GIVEN RECORDS -
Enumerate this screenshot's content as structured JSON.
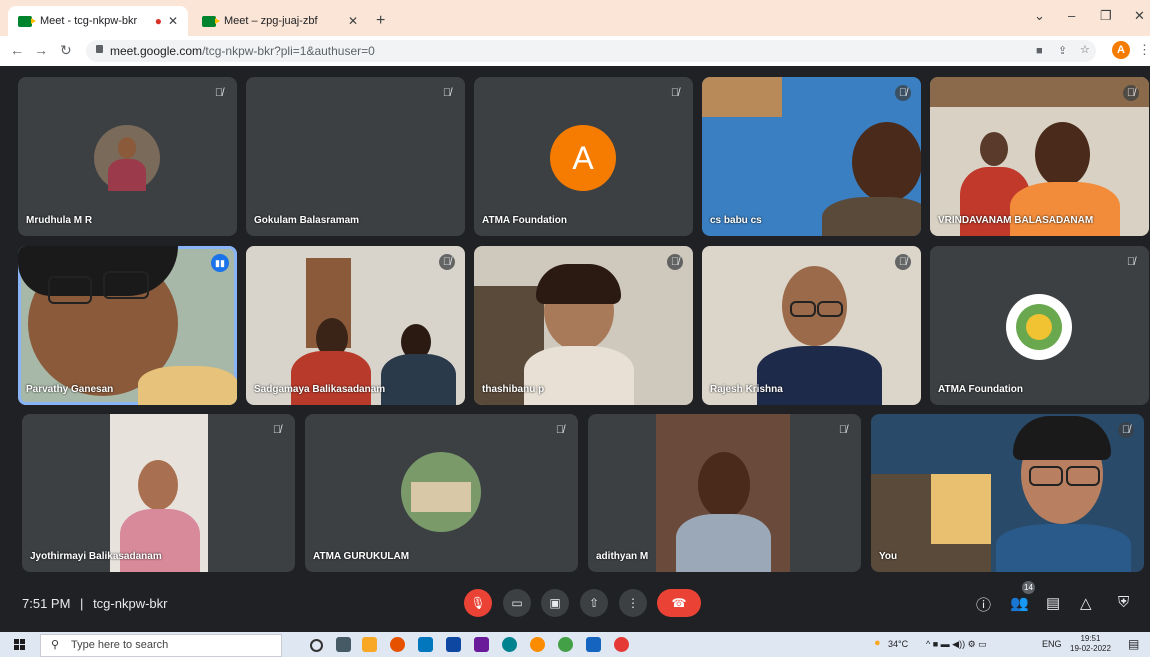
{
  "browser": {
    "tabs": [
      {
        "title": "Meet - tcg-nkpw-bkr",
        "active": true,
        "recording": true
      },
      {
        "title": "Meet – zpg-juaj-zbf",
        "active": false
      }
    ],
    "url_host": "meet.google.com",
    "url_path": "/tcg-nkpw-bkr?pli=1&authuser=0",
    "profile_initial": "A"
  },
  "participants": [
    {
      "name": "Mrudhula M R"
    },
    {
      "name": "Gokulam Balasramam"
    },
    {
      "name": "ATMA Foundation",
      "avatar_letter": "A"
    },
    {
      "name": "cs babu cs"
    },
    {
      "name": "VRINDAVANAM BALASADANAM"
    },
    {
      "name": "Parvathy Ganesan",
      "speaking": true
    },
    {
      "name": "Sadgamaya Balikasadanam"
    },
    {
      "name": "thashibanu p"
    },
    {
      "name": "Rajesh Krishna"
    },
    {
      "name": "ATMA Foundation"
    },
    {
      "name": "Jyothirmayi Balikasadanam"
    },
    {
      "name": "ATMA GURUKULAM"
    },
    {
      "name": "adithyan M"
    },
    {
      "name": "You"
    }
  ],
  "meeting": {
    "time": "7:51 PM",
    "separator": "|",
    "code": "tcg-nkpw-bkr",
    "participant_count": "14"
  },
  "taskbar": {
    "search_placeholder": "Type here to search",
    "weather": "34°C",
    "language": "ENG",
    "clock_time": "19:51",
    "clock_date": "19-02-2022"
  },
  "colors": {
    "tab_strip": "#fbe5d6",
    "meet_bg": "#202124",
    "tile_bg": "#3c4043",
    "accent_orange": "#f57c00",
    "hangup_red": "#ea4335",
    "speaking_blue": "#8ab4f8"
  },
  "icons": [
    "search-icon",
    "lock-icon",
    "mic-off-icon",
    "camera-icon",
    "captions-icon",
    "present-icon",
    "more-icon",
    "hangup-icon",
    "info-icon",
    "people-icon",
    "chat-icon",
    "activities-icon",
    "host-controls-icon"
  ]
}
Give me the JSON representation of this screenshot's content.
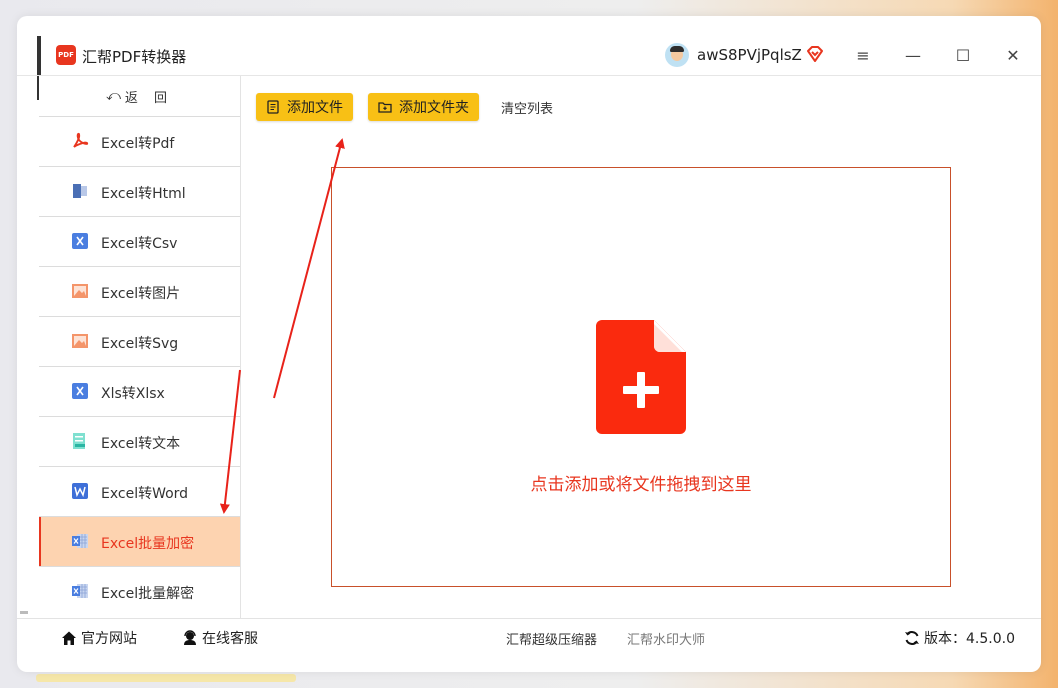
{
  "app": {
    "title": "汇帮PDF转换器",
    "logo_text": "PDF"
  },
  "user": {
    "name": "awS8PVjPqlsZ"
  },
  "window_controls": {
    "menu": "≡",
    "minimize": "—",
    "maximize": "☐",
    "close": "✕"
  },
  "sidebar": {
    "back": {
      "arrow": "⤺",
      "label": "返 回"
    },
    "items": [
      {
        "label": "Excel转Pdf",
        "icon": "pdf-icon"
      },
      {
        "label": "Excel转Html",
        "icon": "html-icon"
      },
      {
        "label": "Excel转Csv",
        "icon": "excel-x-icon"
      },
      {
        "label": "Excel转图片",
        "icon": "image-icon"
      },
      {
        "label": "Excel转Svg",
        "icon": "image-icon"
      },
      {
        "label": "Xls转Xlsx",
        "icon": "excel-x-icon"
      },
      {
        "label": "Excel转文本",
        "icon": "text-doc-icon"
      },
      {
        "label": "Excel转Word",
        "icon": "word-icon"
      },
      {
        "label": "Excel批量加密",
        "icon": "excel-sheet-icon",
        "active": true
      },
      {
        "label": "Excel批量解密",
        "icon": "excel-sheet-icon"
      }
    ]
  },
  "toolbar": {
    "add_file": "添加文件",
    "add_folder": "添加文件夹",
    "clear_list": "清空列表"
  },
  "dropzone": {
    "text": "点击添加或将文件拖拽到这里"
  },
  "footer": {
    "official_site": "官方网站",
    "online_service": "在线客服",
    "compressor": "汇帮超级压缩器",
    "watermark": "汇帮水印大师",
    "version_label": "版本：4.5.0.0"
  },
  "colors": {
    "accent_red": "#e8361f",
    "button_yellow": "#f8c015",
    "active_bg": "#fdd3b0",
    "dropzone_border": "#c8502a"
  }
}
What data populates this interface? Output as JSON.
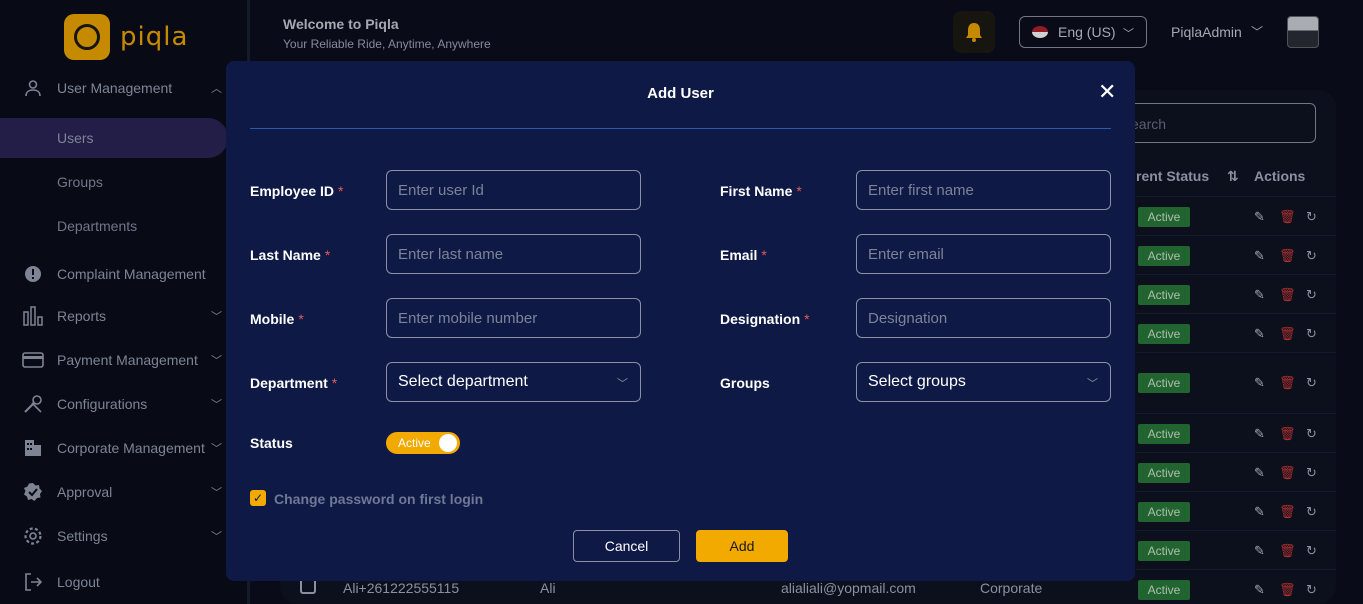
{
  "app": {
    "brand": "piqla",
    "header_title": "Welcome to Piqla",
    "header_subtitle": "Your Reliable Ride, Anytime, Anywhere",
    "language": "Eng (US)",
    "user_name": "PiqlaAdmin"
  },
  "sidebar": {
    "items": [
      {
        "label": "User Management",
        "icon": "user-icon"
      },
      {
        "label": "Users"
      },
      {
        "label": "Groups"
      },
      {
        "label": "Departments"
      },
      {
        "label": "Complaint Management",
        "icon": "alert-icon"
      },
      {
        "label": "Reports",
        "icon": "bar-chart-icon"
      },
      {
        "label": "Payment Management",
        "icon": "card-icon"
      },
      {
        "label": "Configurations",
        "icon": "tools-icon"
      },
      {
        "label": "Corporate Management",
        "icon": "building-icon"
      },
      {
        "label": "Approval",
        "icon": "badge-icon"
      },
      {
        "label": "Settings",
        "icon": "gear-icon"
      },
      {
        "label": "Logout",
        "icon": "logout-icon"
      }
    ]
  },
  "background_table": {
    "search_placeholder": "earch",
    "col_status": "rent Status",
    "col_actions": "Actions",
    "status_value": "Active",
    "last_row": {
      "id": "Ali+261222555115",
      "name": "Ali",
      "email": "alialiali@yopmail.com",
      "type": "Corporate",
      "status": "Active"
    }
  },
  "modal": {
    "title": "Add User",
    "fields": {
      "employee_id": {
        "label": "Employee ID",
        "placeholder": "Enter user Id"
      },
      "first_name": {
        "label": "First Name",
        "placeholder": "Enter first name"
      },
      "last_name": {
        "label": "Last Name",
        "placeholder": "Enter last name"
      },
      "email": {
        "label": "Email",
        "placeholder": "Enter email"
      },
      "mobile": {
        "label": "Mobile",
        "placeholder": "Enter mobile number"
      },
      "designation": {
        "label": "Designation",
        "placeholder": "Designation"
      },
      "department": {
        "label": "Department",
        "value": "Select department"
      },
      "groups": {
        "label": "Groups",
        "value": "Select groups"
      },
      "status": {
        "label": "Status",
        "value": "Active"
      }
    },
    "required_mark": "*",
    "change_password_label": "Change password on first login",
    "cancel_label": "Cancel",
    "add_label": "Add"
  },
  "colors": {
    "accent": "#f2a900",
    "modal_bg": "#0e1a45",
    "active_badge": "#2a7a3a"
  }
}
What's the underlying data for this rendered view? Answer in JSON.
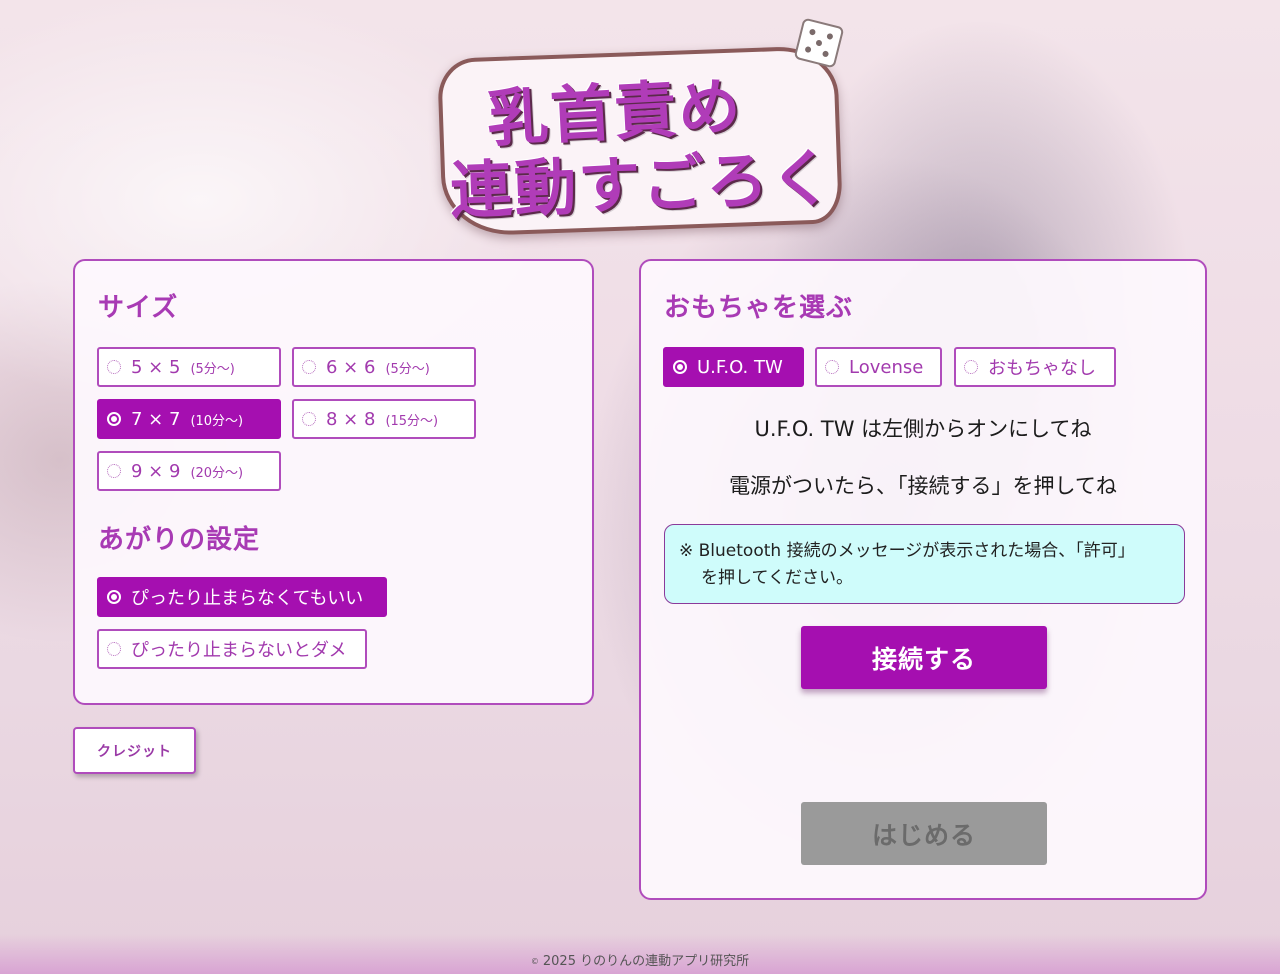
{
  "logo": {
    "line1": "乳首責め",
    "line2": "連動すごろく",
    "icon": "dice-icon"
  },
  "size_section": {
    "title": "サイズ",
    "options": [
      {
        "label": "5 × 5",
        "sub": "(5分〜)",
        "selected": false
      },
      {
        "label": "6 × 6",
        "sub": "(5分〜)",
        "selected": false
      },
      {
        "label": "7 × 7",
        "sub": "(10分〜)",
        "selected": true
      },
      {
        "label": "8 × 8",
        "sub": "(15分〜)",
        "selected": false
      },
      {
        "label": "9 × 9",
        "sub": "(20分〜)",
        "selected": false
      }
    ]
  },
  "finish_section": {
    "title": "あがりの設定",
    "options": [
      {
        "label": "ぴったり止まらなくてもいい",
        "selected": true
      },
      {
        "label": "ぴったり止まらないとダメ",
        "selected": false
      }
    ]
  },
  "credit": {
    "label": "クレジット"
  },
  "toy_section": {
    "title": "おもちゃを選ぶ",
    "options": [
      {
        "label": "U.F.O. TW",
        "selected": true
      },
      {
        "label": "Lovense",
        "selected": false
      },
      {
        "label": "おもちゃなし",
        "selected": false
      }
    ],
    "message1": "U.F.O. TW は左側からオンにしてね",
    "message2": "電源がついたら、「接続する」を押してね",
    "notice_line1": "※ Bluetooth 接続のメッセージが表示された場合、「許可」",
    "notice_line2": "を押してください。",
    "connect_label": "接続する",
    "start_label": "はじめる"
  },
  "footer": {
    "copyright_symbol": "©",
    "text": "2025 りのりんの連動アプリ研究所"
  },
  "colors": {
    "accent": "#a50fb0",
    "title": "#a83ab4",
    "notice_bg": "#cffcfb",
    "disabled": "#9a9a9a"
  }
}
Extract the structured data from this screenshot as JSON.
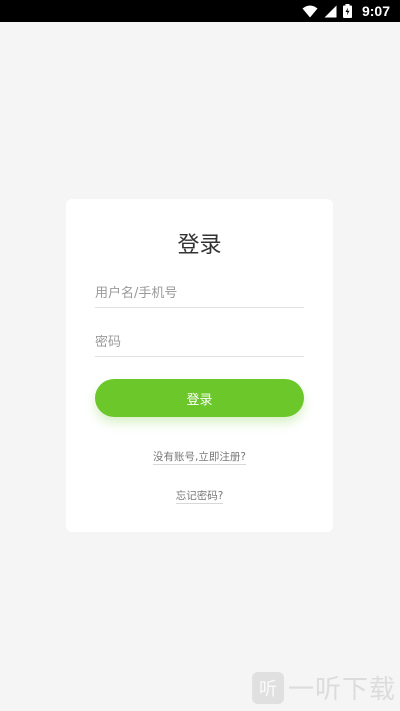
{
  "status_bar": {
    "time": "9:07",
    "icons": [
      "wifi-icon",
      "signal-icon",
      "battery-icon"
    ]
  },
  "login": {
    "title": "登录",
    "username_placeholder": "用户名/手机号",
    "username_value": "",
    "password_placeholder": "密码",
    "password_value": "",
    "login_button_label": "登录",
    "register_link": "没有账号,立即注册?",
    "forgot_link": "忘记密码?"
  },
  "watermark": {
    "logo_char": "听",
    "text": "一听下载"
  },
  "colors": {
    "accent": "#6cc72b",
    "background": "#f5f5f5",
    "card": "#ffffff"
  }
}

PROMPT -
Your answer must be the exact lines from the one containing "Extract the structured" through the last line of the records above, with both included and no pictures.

TASK ANSWER -
Extract the structured data from this screenshot as JSON.
{
  "status_bar": {
    "time": "9:07",
    "icons": [
      "wifi-icon",
      "signal-icon",
      "battery-icon"
    ]
  },
  "login": {
    "title": "登录",
    "username_placeholder": "用户名/手机号",
    "username_value": "",
    "password_placeholder": "密码",
    "password_value": "",
    "login_button_label": "登录",
    "register_link": "没有账号,立即注册?",
    "forgot_link": "忘记密码?"
  },
  "watermark": {
    "logo_char": "听",
    "text": "一听下载"
  },
  "colors": {
    "accent": "#6cc72b",
    "background": "#f5f5f5",
    "card": "#ffffff"
  }
}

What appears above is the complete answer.